3. Child abuse: In my dad's congregation was a young man, age 15, who at age 14 sexually assaulted a 4-year-old girl, also a member of the congregation. He was sent to juvenile detention for a year. When he came out his parents wanted to attend the same congregation even though the little victim and her family were still there. When the victim's family objected, as did many others in the congregation, the elders told them that they HAD to accept the sex offender back in that congregation (there are three others that meet in the same Hall) and gave a local needs talk on forgiveness. They also threatened disfellowshipping to anyone who talked about it. I was attending that congregation with my children at that time, and I knew nothing of this until one of the sisters told me not to let my children go to the bathroom by themselves. I found this kid's pictures on the Texas Sex Offender Database, and here he was invited to every social function, holding babies on his lap at the meetings, like nothing ever happened. The victim's family left, never to return. Do you blame them?
People throwing accusations around without evidence.
The above examples are the ones for which I have first-hand knowledge, so you can't say that I'm making unfounded accusations.
I'm not here to insult anyone.
you may in fact be the one in need of therapy
I did go to therapy and it helped a lot. When I first left the Witnesses I experienced severe panic and anxiety attacks, and talking it out through therapy helped. After my dad's suicide, therapy was VERY useful. I may find myself going back again, but I think most of my issues have been worked out for the moment.
I welcome an explanation of it's damning evidence against the Witnesses.
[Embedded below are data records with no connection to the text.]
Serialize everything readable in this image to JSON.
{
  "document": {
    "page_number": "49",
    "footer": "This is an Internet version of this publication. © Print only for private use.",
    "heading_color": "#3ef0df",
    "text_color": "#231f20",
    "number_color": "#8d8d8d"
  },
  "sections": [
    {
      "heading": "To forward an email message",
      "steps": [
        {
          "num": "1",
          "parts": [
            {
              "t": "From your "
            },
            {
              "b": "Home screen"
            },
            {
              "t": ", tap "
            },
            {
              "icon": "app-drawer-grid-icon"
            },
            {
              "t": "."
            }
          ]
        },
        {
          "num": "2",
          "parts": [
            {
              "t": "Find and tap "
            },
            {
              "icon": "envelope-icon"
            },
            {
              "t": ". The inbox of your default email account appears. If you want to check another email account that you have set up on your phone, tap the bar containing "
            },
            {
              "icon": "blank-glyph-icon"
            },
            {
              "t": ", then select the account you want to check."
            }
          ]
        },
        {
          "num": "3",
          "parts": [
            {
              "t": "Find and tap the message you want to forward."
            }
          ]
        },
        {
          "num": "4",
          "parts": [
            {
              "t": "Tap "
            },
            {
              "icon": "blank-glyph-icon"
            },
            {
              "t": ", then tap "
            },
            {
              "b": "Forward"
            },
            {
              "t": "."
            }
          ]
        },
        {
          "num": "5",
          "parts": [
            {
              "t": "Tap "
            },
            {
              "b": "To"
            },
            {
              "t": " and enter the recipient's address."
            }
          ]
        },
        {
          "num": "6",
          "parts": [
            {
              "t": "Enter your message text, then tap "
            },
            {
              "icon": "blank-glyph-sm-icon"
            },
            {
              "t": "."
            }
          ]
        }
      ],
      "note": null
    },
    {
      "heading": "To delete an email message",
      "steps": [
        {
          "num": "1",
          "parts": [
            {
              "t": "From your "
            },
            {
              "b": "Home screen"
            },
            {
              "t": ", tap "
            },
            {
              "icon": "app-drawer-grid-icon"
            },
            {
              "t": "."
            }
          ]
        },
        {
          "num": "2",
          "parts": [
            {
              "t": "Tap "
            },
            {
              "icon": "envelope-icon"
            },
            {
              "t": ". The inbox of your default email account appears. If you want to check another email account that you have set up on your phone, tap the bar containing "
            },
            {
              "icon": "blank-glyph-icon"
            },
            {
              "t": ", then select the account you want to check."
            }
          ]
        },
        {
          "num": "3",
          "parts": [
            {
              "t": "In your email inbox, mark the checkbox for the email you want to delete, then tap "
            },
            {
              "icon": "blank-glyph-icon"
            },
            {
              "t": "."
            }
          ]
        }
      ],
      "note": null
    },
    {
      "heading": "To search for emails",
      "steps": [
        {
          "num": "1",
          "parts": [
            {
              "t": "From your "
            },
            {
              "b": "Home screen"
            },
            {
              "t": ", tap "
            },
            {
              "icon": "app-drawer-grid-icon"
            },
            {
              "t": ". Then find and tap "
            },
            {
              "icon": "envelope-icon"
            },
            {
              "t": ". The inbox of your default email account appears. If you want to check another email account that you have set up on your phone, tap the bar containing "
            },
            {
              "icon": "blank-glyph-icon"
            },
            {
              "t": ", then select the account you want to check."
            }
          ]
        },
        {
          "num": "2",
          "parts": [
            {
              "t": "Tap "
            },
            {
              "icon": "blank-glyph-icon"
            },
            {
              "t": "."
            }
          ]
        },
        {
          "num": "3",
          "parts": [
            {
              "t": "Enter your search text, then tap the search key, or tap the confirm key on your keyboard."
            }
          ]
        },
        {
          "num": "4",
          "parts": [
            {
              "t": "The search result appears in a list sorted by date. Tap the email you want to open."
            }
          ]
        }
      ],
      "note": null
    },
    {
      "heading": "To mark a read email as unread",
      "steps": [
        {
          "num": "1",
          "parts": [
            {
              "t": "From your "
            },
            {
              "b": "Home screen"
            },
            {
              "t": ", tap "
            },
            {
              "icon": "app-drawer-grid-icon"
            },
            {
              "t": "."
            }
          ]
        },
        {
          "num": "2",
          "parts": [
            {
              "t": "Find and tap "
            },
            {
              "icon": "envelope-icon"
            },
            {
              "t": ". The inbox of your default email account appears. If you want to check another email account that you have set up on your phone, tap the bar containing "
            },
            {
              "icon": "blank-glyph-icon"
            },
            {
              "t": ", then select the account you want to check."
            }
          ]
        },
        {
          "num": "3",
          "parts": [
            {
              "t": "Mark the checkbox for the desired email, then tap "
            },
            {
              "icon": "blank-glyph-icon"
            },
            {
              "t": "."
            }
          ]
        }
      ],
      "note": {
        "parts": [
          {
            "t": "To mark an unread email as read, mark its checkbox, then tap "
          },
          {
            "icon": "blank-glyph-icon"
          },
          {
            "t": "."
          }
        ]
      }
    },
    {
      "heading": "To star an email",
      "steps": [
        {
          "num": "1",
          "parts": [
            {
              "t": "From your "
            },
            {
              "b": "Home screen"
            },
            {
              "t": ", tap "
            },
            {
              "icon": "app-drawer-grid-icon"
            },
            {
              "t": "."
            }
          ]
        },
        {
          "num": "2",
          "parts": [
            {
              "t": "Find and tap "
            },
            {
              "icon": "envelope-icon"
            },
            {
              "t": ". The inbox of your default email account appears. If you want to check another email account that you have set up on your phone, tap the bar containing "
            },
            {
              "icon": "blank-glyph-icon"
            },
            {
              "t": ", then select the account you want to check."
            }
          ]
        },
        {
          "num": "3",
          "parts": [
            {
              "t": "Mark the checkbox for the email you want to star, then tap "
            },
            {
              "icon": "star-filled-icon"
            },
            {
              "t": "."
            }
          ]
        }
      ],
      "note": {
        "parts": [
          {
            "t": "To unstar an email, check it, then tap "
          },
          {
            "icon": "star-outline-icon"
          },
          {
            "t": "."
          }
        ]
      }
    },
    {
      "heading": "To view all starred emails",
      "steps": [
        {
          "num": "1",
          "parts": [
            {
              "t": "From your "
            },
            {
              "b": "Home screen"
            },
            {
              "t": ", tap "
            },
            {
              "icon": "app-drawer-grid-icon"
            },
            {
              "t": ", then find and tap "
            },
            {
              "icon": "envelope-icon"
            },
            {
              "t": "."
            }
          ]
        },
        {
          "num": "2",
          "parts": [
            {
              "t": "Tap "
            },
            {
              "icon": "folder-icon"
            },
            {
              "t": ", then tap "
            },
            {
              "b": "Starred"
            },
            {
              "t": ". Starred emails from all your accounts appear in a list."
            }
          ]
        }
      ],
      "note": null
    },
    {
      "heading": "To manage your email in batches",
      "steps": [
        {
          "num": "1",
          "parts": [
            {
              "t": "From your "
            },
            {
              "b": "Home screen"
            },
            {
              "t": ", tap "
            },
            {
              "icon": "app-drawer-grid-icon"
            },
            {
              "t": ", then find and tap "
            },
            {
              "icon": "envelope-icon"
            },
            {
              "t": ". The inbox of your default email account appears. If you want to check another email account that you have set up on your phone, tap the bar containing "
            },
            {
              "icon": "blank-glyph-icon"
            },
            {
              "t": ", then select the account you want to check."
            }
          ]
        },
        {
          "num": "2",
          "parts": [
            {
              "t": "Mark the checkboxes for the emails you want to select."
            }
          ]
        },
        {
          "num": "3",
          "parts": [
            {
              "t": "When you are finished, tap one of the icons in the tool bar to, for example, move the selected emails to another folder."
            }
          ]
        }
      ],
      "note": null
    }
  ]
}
Okay, if you're going to be a writer, would you PLEASE work on your use of apostraphes? It's a real pet peeve of mine: you should have said "ITS damning evidence" NOT "IT'S." "It's" is a contraction of "it is" and "its" is a possessive pronoun. Not hard if you give it some thought.